### Record extracts
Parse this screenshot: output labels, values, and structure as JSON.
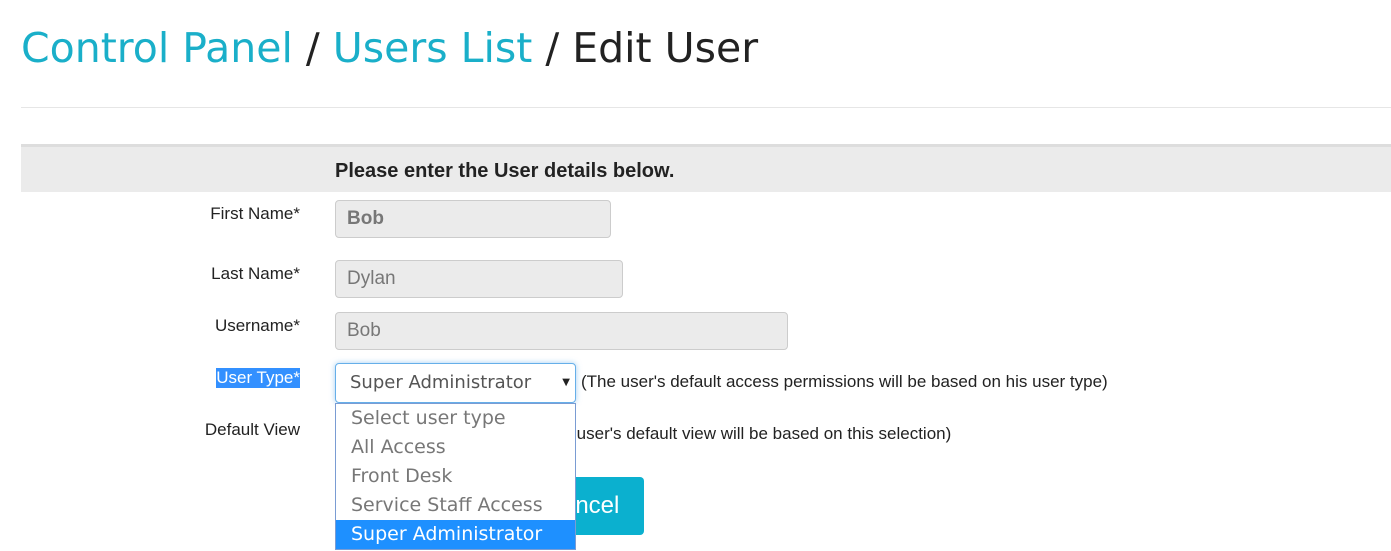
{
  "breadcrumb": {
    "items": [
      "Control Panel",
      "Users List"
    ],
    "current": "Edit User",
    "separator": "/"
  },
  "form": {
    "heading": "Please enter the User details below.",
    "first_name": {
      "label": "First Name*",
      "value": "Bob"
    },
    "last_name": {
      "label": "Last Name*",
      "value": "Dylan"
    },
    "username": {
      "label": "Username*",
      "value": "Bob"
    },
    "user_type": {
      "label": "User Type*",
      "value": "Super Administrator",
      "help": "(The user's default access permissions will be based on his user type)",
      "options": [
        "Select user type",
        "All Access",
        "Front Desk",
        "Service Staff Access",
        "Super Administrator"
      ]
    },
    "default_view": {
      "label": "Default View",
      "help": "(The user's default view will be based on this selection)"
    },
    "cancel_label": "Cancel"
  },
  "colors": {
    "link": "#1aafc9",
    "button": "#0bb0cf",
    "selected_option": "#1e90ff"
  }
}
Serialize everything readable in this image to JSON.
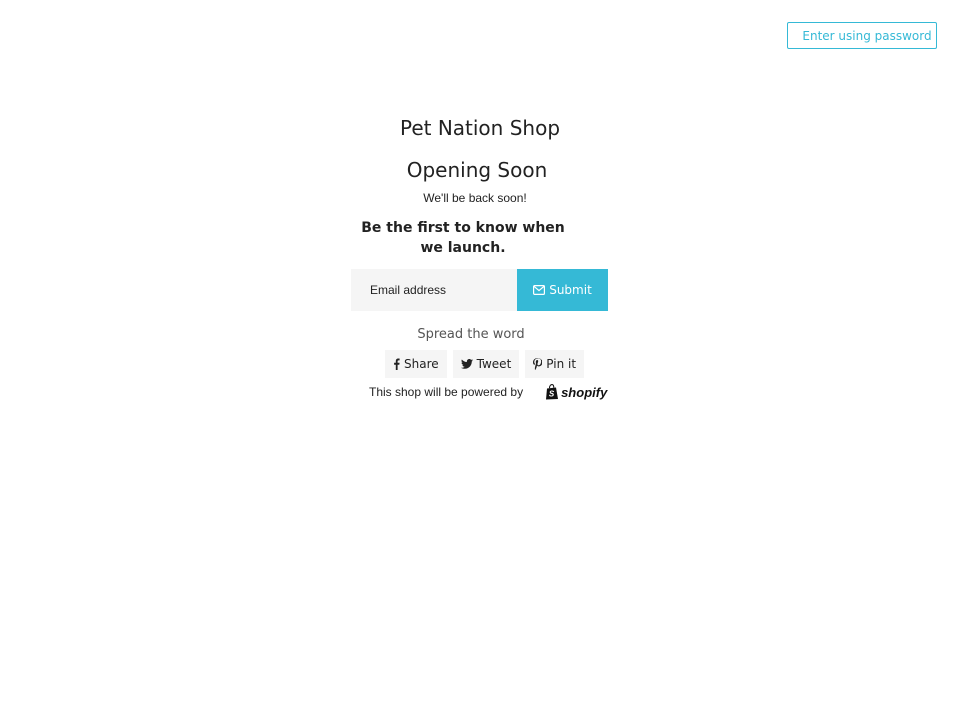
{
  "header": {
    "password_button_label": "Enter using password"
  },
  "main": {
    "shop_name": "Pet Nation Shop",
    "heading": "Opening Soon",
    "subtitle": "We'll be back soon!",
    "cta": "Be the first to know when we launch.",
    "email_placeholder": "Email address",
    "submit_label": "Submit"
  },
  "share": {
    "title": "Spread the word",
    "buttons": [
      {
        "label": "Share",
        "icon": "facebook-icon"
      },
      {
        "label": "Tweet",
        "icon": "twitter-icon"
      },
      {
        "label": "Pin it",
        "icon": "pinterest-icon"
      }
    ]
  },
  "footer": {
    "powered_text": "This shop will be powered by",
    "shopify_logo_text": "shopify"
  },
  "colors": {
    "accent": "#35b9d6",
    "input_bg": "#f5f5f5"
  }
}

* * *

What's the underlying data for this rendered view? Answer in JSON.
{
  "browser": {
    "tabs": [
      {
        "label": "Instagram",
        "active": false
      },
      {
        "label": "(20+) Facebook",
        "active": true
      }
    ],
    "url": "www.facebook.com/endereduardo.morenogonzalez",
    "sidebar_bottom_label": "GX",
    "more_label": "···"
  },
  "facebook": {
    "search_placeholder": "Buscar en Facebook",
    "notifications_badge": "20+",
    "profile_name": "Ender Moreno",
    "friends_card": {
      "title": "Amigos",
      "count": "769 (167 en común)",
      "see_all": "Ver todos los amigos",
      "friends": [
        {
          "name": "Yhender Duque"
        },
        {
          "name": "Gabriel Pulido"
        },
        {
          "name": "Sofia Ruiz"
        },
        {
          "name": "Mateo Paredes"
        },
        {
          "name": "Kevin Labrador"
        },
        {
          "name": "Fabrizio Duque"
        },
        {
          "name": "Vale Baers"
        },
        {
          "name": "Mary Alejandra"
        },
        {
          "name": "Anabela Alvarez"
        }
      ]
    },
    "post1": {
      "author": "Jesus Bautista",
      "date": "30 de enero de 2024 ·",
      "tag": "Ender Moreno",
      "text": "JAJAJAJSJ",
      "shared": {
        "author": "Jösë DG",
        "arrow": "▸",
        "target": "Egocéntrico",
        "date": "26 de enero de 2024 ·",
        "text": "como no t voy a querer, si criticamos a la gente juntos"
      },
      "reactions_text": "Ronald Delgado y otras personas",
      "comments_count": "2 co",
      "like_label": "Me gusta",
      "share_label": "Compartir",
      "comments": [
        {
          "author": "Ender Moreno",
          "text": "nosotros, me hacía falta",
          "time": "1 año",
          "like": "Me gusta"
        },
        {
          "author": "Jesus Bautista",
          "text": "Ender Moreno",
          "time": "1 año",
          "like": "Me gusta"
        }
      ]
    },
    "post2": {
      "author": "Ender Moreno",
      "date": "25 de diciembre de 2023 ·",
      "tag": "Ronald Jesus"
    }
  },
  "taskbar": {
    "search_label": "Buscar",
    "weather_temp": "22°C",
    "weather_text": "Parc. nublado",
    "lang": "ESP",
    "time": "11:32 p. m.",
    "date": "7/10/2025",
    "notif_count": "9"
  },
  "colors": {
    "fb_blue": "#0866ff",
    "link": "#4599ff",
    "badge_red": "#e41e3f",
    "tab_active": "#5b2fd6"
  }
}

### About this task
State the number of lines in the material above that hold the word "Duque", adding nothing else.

### Written solution
2